Energy bills are dominating the news as a result of soaring wholesale gas prices. In response, some have called for the removal of green levies as a way to alleviate the strain on households. However, new analysis from Carbon Brief has found that energy bills are nearly £2.5 billion higher than they would have been if certain climate policies had been pushed through – such as allowing new onshore wind to be built in England and keeping the zero-carbon homes standard.
But why are gas prices having such a huge impact on the UK energy market and how can investing in clean technologies help lower prices?
HOW THE ENERGY MARKET WORKS
Energy suppliers in the UK buy the electricity they sell in bulk from the wholesale market. The reason that gas has such an impact on electricity bills is because we still use it to generate a third of our electricity. Suppliers and generators trade electricity in half-hourly auctions, with the National Grid responsible for matching supply and demand by accepting bids or offers depending on whether they need to increase or reduce electricity generation. Bids are stacked in order of the least expensive generators to provide the power until the demand is met.
As gas is one of the more expensive ways to generate power, and is quite flexible in the amount it generates, gas plant tends to the be the last plant in the auction and therefore set the price.
Since last year, we’ve seen a worldwide shortage of gas supplies, which in turn has caused wholesale gas prices to rise to unprecedented levels. Alongside a shortage in supply, there’s been a perfect storm of issues – a combination of extreme weather, demand growth unexpectedly high post Covid and a lack of storage capacity, particularly in the UK.
Now we’re seeing soaring wholesale gas prices have a ripple effect on electricity prices, with suppliers having to increase consumer bills. The UK energy regulator – Ofgem – has increased the energy price cap, with more changes expected in the coming month.
HOW CAN WE CURB RISING PRICES?

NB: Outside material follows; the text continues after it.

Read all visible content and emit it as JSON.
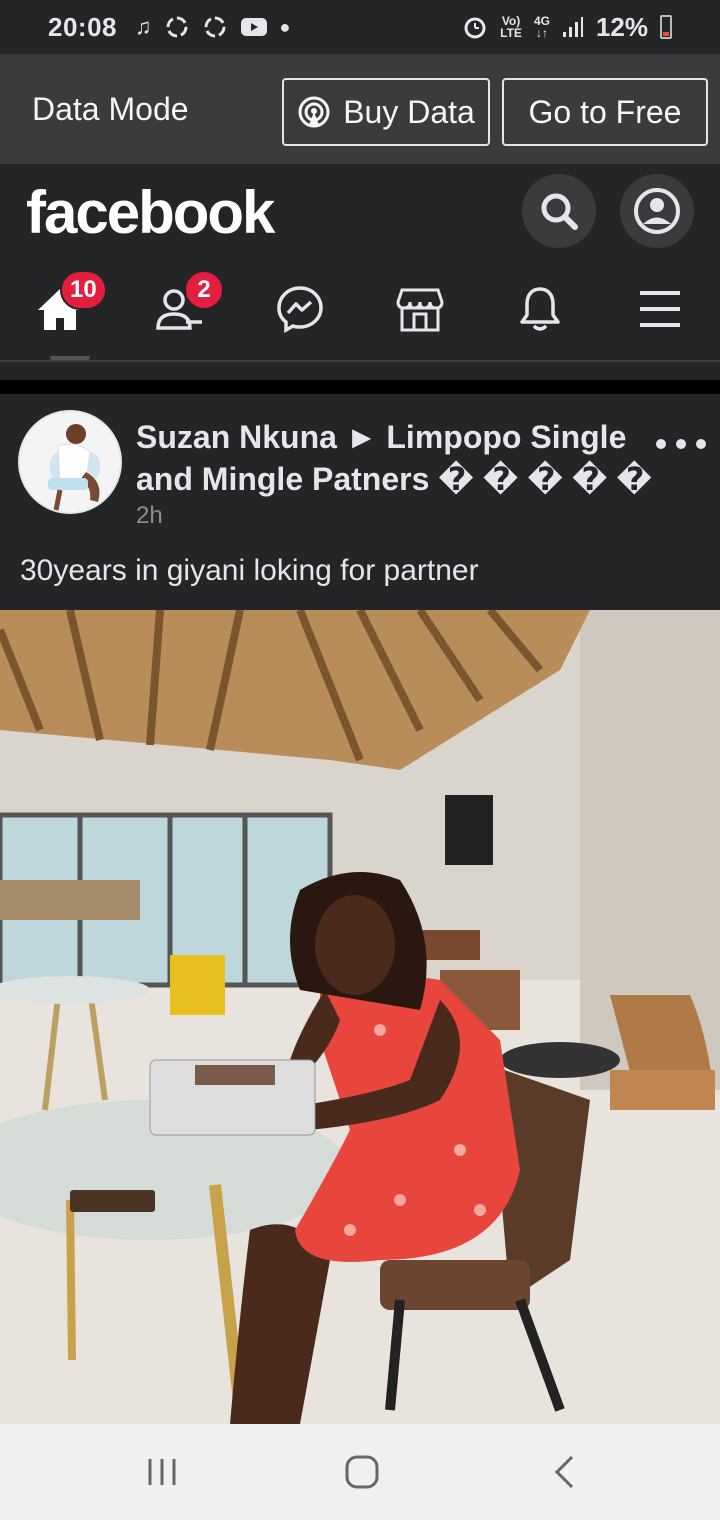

While there have been calls to cut green levies, new data is showing the positive impact these programmes are having. In fact, the government’s Contract for Difference (CfD) scheme – which aims to support renewable growth by providing generators with a stable, pre-agreed price for 15 years – recorded positive returns at the end of last year. Wholesale electricity prices were so high in July to September 2021 that they surpassed CfD strike prices, and the payments reversed direction for the first time, returning £39.2 million in funds.
While this proves that renewables helps curb energy price rises, in the longer term it can be argued that the market should be able to run without the need for CfDs, especially as they are unlikely to cater for smaller, sub 5 MW projects.
There are other business models which support the renewable growth needed to end our reliance on gas in the UK. This includes corporate power purchase agreements, which allow businesses to purchase electricity directly from an energy generator at a fixed price, and direct wire arrangements. A direct wire arrangement is when a clean energy project – for example, a wind turbine or rooftop solar PV array – is built within the commercial premises, with the host business directly consuming the clean energy it generates.
Alongside alternative business models, we also need to see substantial growth in the UK’s storage capacity, which will help balance out the variability of natural resources such as sun and wind. In December, we commissioned our first battery project near Milton Keynes, a 5MW site that is delivering 1.49 hours of electricity to the national and local electricity grid, while we also have a 20MW site in Bristol that will be commissioned later this year. Electricity storage, be it battery, pumped storage or dammed hydro provide sustainable solutions to balance demand and supply, further reducing our reliance on gas.
The UKs electricity demand is projected to increase by almost 40% by 2035 as heating and transport transitions from fossil fuels to electricity. This creates an opportunity to deliver 60 to 80GW of renewable electricity generation.
The benefits of investing in clean technologies are vast, not least because renewables are much faster to deploy than the alternatives. For example, in the two years (2016 and 2017) spent moving soil and laying the foundations at Hinkley Point C, enough new renewable capacity was commissioned to deliver power equivalent to the nuclear site’s total planned generation (22GWh annually) which is due to commence generation in 2026.
Ultimately, the way to avoid energy price shocks in future is to keep supporting the roll-out of clean technologies and implement stronger policies on energy efficiency, reducing the amount of energy we need. In doing so, we not only reduce consumer bills but build a solid path towards net zero.